**TO DO**
For this task, copy all of the data below exactly and skip the pictures.
(Beginning of GIVEN RECORDS)
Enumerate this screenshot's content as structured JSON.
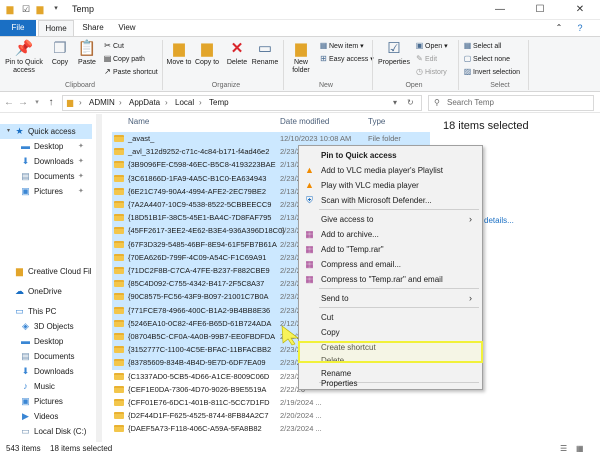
{
  "window": {
    "title": "Temp",
    "controls": [
      "—",
      "☐",
      "✕"
    ]
  },
  "ribbon_tabs": [
    "File",
    "Home",
    "Share",
    "View"
  ],
  "ribbon": {
    "clipboard": {
      "pin_label": "Pin to Quick access",
      "copy_label": "Copy",
      "paste_label": "Paste",
      "cut_label": "Cut",
      "copy_path_label": "Copy path",
      "paste_shortcut_label": "Paste shortcut",
      "group_label": "Clipboard"
    },
    "organize": {
      "move_label": "Move to",
      "copy_to_label": "Copy to",
      "delete_label": "Delete",
      "rename_label": "Rename",
      "group_label": "Organize"
    },
    "new": {
      "new_folder_label": "New folder",
      "new_item_label": "New item",
      "easy_access_label": "Easy access",
      "group_label": "New"
    },
    "open": {
      "properties_label": "Properties",
      "open_label": "Open",
      "edit_label": "Edit",
      "history_label": "History",
      "group_label": "Open"
    },
    "select": {
      "select_all_label": "Select all",
      "select_none_label": "Select none",
      "invert_label": "Invert selection",
      "group_label": "Select"
    }
  },
  "address": {
    "crumbs": [
      "ADMIN",
      "AppData",
      "Local",
      "Temp"
    ],
    "search_placeholder": "Search Temp"
  },
  "nav": {
    "quick_access": "Quick access",
    "items": [
      "Desktop",
      "Downloads",
      "Documents",
      "Pictures"
    ],
    "creative_cloud": "Creative Cloud Fil",
    "onedrive": "OneDrive",
    "this_pc": "This PC",
    "pc_items": [
      "3D Objects",
      "Desktop",
      "Documents",
      "Downloads",
      "Music",
      "Pictures",
      "Videos",
      "Local Disk (C:)"
    ]
  },
  "columns": {
    "name": "Name",
    "date": "Date modified",
    "type": "Type"
  },
  "files": [
    {
      "name": "_avast_",
      "date": "12/10/2023 10:08 AM",
      "type": "File folder"
    },
    {
      "name": "_avl_312d9252-c71c-4c84-b171-f4ad46e2",
      "date": "2/23/20",
      "type": ""
    },
    {
      "name": "{3B9096FE-C598-46EC-B5C8-4193223BAE",
      "date": "2/13/20",
      "type": ""
    },
    {
      "name": "{3C61866D-1FA9-4A5C-B1C0-EA634943",
      "date": "2/23/20",
      "type": ""
    },
    {
      "name": "{6E21C749-90A4-4994-AFE2-2EC79BE2",
      "date": "2/13/20",
      "type": ""
    },
    {
      "name": "{7A2A4407-10C9-4538-8522-5CBBEECC9",
      "date": "2/23/20",
      "type": ""
    },
    {
      "name": "{18D51B1F-38C5-45E1-BA4C-7D8FAF795",
      "date": "2/13/20",
      "type": ""
    },
    {
      "name": "{45FF2617-3EE2-4E62-B3E4-936A396D18C0}",
      "date": "2/23/20",
      "type": ""
    },
    {
      "name": "{67F3D329-5485-46BF-8E94-61F5FB7B61A",
      "date": "2/23/20",
      "type": ""
    },
    {
      "name": "{70EA626D-799F-4C09-A54C-F1C69A91",
      "date": "2/23/20",
      "type": ""
    },
    {
      "name": "{71DC2F8B-C7CA-47FE-B237-F882CBE9",
      "date": "2/22/20",
      "type": ""
    },
    {
      "name": "{85C4D092-C755-4342-B417-2F5C8A37",
      "date": "2/23/20",
      "type": ""
    },
    {
      "name": "{90C8575-FC56-43F9-B097-21001C7B0A",
      "date": "2/23/20",
      "type": ""
    },
    {
      "name": "{771FCE78-4966-400C-B1A2-9B4BB8E36",
      "date": "2/23/20",
      "type": ""
    },
    {
      "name": "{5246EA10-0C82-4FE6-B65D-61B724ADA",
      "date": "2/12/20",
      "type": ""
    },
    {
      "name": "{08704B5C-CF0A-4A0B-99B7-EE0FBDFDA",
      "date": "2/22/20",
      "type": ""
    },
    {
      "name": "{3152777C-1100-4C5E-BFAC-11BFACBB2",
      "date": "2/23/20",
      "type": ""
    },
    {
      "name": "{83785609-834B-4B4D-9E7D-6DF7EA09",
      "date": "2/23/20",
      "type": ""
    },
    {
      "name": "{C1337AD0-5CB5-4D66-A1CE-8009C06D",
      "date": "2/23/20",
      "type": ""
    },
    {
      "name": "{CEF1E0DA-7306-4D70-9026-B9E5519A",
      "date": "2/22/20",
      "type": ""
    },
    {
      "name": "{CFF01E76-6DC1-401B-811C-5CC7D1FD",
      "date": "2/19/2024 ...",
      "type": ""
    },
    {
      "name": "{D2F44D1F-F625-4525-8744-8FB84A2C7",
      "date": "2/20/2024 ...",
      "type": ""
    },
    {
      "name": "{DAEF5A73-F118-406C-A59A-5FA8B82",
      "date": "2/23/2024 ...",
      "type": ""
    }
  ],
  "details": {
    "selected_text": "18 items selected",
    "link_text": "details..."
  },
  "status": {
    "count": "543 items",
    "selected": "18 items selected"
  },
  "context_menu": {
    "items": [
      {
        "label": "Pin to Quick access",
        "bold": true
      },
      {
        "label": "Add to VLC media player's Playlist"
      },
      {
        "label": "Play with VLC media player"
      },
      {
        "label": "Scan with Microsoft Defender..."
      },
      {
        "label": "Give access to",
        "submenu": true
      },
      {
        "label": "Add to archive..."
      },
      {
        "label": "Add to \"Temp.rar\""
      },
      {
        "label": "Compress and email..."
      },
      {
        "label": "Compress to \"Temp.rar\" and email"
      },
      {
        "label": "Send to",
        "submenu": true
      },
      {
        "label": "Cut"
      },
      {
        "label": "Copy"
      },
      {
        "label": "Create shortcut"
      },
      {
        "label": "Delete"
      },
      {
        "label": "Rename"
      },
      {
        "label": "Properties"
      }
    ]
  },
  "colors": {
    "accent": "#1a6fc4",
    "selection": "#cce8ff",
    "highlight_border": "#f1f13a",
    "folder": "#f3c64b"
  }
}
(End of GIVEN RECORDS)
**EXPECTED ANSWER**
Enumerate this screenshot's content as structured JSON.
{
  "window": {
    "title": "Temp",
    "controls": [
      "—",
      "☐",
      "✕"
    ]
  },
  "ribbon_tabs": [
    "File",
    "Home",
    "Share",
    "View"
  ],
  "ribbon": {
    "clipboard": {
      "pin_label": "Pin to Quick access",
      "copy_label": "Copy",
      "paste_label": "Paste",
      "cut_label": "Cut",
      "copy_path_label": "Copy path",
      "paste_shortcut_label": "Paste shortcut",
      "group_label": "Clipboard"
    },
    "organize": {
      "move_label": "Move to",
      "copy_to_label": "Copy to",
      "delete_label": "Delete",
      "rename_label": "Rename",
      "group_label": "Organize"
    },
    "new": {
      "new_folder_label": "New folder",
      "new_item_label": "New item",
      "easy_access_label": "Easy access",
      "group_label": "New"
    },
    "open": {
      "properties_label": "Properties",
      "open_label": "Open",
      "edit_label": "Edit",
      "history_label": "History",
      "group_label": "Open"
    },
    "select": {
      "select_all_label": "Select all",
      "select_none_label": "Select none",
      "invert_label": "Invert selection",
      "group_label": "Select"
    }
  },
  "address": {
    "crumbs": [
      "ADMIN",
      "AppData",
      "Local",
      "Temp"
    ],
    "search_placeholder": "Search Temp"
  },
  "nav": {
    "quick_access": "Quick access",
    "items": [
      "Desktop",
      "Downloads",
      "Documents",
      "Pictures"
    ],
    "creative_cloud": "Creative Cloud Fil",
    "onedrive": "OneDrive",
    "this_pc": "This PC",
    "pc_items": [
      "3D Objects",
      "Desktop",
      "Documents",
      "Downloads",
      "Music",
      "Pictures",
      "Videos",
      "Local Disk (C:)"
    ]
  },
  "columns": {
    "name": "Name",
    "date": "Date modified",
    "type": "Type"
  },
  "files": [
    {
      "name": "_avast_",
      "date": "12/10/2023 10:08 AM",
      "type": "File folder"
    },
    {
      "name": "_avl_312d9252-c71c-4c84-b171-f4ad46e2",
      "date": "2/23/20",
      "type": ""
    },
    {
      "name": "{3B9096FE-C598-46EC-B5C8-4193223BAE",
      "date": "2/13/20",
      "type": ""
    },
    {
      "name": "{3C61866D-1FA9-4A5C-B1C0-EA634943",
      "date": "2/23/20",
      "type": ""
    },
    {
      "name": "{6E21C749-90A4-4994-AFE2-2EC79BE2",
      "date": "2/13/20",
      "type": ""
    },
    {
      "name": "{7A2A4407-10C9-4538-8522-5CBBEECC9",
      "date": "2/23/20",
      "type": ""
    },
    {
      "name": "{18D51B1F-38C5-45E1-BA4C-7D8FAF795",
      "date": "2/13/20",
      "type": ""
    },
    {
      "name": "{45FF2617-3EE2-4E62-B3E4-936A396D18C0}",
      "date": "2/23/20",
      "type": ""
    },
    {
      "name": "{67F3D329-5485-46BF-8E94-61F5FB7B61A",
      "date": "2/23/20",
      "type": ""
    },
    {
      "name": "{70EA626D-799F-4C09-A54C-F1C69A91",
      "date": "2/23/20",
      "type": ""
    },
    {
      "name": "{71DC2F8B-C7CA-47FE-B237-F882CBE9",
      "date": "2/22/20",
      "type": ""
    },
    {
      "name": "{85C4D092-C755-4342-B417-2F5C8A37",
      "date": "2/23/20",
      "type": ""
    },
    {
      "name": "{90C8575-FC56-43F9-B097-21001C7B0A",
      "date": "2/23/20",
      "type": ""
    },
    {
      "name": "{771FCE78-4966-400C-B1A2-9B4BB8E36",
      "date": "2/23/20",
      "type": ""
    },
    {
      "name": "{5246EA10-0C82-4FE6-B65D-61B724ADA",
      "date": "2/12/20",
      "type": ""
    },
    {
      "name": "{08704B5C-CF0A-4A0B-99B7-EE0FBDFDA",
      "date": "2/22/20",
      "type": ""
    },
    {
      "name": "{3152777C-1100-4C5E-BFAC-11BFACBB2",
      "date": "2/23/20",
      "type": ""
    },
    {
      "name": "{83785609-834B-4B4D-9E7D-6DF7EA09",
      "date": "2/23/20",
      "type": ""
    },
    {
      "name": "{C1337AD0-5CB5-4D66-A1CE-8009C06D",
      "date": "2/23/20",
      "type": ""
    },
    {
      "name": "{CEF1E0DA-7306-4D70-9026-B9E5519A",
      "date": "2/22/20",
      "type": ""
    },
    {
      "name": "{CFF01E76-6DC1-401B-811C-5CC7D1FD",
      "date": "2/19/2024 ...",
      "type": ""
    },
    {
      "name": "{D2F44D1F-F625-4525-8744-8FB84A2C7",
      "date": "2/20/2024 ...",
      "type": ""
    },
    {
      "name": "{DAEF5A73-F118-406C-A59A-5FA8B82",
      "date": "2/23/2024 ...",
      "type": ""
    }
  ],
  "details": {
    "selected_text": "18 items selected",
    "link_text": "details..."
  },
  "status": {
    "count": "543 items",
    "selected": "18 items selected"
  },
  "context_menu": {
    "items": [
      {
        "label": "Pin to Quick access",
        "bold": true
      },
      {
        "label": "Add to VLC media player's Playlist"
      },
      {
        "label": "Play with VLC media player"
      },
      {
        "label": "Scan with Microsoft Defender..."
      },
      {
        "label": "Give access to",
        "submenu": true
      },
      {
        "label": "Add to archive..."
      },
      {
        "label": "Add to \"Temp.rar\""
      },
      {
        "label": "Compress and email..."
      },
      {
        "label": "Compress to \"Temp.rar\" and email"
      },
      {
        "label": "Send to",
        "submenu": true
      },
      {
        "label": "Cut"
      },
      {
        "label": "Copy"
      },
      {
        "label": "Create shortcut"
      },
      {
        "label": "Delete"
      },
      {
        "label": "Rename"
      },
      {
        "label": "Properties"
      }
    ]
  },
  "colors": {
    "accent": "#1a6fc4",
    "selection": "#cce8ff",
    "highlight_border": "#f1f13a",
    "folder": "#f3c64b"
  }
}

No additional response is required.